**INPUT DATA**:
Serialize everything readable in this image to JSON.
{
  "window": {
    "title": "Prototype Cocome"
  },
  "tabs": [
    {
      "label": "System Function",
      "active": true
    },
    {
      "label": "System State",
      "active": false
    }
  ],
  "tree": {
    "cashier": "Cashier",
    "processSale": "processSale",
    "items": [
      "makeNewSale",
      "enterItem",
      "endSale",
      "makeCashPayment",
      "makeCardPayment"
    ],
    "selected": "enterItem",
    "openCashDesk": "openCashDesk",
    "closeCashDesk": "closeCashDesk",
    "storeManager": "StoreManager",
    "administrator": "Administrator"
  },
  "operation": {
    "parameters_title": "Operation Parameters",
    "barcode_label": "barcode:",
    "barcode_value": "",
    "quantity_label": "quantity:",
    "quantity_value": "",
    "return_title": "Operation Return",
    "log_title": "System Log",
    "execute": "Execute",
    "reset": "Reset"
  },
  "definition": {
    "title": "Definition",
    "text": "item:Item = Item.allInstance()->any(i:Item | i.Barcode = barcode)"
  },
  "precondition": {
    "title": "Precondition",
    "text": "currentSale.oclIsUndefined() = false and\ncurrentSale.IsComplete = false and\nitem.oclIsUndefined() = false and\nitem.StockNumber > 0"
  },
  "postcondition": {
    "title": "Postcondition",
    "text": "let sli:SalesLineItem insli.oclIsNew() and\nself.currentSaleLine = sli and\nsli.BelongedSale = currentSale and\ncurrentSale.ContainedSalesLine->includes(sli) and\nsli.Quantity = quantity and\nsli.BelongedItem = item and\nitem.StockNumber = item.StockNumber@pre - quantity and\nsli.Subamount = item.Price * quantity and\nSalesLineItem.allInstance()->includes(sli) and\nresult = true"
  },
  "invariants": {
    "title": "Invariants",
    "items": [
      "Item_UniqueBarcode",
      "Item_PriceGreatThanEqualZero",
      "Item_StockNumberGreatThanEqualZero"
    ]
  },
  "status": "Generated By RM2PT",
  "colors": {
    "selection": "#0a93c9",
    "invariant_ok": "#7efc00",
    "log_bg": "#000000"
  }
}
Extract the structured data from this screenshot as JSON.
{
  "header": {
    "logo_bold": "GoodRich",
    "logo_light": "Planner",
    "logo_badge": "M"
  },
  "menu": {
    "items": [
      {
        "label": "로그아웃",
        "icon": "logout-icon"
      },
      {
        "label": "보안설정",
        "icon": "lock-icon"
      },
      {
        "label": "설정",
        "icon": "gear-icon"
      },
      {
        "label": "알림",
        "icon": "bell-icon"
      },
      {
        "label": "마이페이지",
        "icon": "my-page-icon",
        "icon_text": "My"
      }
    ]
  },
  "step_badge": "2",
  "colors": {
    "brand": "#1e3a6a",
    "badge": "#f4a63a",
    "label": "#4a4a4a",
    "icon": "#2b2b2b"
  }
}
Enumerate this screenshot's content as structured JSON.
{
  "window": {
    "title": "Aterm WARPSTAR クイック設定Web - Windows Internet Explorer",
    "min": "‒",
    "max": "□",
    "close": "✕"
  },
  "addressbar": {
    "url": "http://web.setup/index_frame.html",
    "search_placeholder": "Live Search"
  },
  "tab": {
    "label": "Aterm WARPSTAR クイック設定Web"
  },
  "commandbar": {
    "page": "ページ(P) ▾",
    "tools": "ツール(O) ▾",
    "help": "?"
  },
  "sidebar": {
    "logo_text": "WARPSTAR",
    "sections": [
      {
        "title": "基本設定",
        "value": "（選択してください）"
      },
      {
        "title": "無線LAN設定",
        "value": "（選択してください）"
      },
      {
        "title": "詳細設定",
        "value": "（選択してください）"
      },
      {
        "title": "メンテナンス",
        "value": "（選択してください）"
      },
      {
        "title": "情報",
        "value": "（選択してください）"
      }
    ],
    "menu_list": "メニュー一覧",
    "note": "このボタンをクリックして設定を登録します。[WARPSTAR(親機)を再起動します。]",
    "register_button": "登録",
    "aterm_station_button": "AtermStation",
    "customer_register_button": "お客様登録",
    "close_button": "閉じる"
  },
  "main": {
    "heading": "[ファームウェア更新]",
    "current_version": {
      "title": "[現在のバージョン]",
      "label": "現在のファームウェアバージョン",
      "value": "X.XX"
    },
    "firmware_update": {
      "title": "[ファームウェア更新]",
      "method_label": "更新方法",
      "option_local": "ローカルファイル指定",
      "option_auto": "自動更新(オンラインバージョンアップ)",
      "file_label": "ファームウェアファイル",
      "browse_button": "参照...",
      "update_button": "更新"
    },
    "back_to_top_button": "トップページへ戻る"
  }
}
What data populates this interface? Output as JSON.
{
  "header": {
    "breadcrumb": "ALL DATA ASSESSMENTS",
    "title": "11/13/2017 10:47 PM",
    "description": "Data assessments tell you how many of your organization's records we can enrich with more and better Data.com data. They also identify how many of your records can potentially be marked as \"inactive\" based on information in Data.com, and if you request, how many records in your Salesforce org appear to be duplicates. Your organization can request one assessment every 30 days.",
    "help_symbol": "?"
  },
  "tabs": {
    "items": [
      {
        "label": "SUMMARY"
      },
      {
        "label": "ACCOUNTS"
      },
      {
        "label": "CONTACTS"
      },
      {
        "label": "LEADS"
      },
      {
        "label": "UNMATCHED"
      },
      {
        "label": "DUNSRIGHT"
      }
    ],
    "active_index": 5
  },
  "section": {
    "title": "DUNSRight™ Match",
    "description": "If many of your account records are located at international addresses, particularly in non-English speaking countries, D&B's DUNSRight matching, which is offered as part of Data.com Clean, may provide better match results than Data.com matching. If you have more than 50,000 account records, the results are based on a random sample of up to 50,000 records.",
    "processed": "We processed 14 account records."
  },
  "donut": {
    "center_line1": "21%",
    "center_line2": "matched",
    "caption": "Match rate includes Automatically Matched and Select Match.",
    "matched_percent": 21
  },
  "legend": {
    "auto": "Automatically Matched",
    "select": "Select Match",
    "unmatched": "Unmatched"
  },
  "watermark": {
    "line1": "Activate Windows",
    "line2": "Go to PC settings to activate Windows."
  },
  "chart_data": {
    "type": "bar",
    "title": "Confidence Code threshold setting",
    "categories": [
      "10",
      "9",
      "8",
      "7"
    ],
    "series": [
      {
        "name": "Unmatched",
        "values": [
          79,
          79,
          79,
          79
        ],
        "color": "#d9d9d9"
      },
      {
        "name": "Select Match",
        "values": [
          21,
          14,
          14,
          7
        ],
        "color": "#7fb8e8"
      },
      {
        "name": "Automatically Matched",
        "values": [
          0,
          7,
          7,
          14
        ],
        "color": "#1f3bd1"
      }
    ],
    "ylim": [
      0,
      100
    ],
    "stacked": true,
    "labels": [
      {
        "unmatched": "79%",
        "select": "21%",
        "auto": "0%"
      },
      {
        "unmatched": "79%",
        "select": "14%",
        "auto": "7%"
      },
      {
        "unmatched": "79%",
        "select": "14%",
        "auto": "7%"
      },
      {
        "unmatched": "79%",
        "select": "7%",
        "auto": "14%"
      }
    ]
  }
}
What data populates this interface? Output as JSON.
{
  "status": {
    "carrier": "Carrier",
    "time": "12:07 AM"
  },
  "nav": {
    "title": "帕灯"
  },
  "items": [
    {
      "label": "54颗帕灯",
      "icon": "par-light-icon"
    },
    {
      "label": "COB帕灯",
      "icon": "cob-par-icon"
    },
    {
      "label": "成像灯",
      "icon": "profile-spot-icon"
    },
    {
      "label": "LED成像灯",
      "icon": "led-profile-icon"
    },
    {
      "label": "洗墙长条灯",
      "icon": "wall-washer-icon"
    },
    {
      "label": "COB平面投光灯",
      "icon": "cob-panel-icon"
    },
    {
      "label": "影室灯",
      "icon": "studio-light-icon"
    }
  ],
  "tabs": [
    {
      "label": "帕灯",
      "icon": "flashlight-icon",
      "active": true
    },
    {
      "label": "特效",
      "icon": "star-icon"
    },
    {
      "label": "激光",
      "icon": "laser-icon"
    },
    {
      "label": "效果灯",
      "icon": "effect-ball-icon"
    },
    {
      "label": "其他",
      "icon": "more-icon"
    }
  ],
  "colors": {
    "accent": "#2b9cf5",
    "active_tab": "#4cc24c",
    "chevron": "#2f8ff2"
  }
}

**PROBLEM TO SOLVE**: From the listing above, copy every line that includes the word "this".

**TASK SOLUTION**:
Serialize everything readable in this image to JSON.
Extract the structured data from this screenshot as JSON.
Enumerate this screenshot's content as structured JSON.
What data populates this interface? Output as JSON.
What data populates this interface? Output as JSON.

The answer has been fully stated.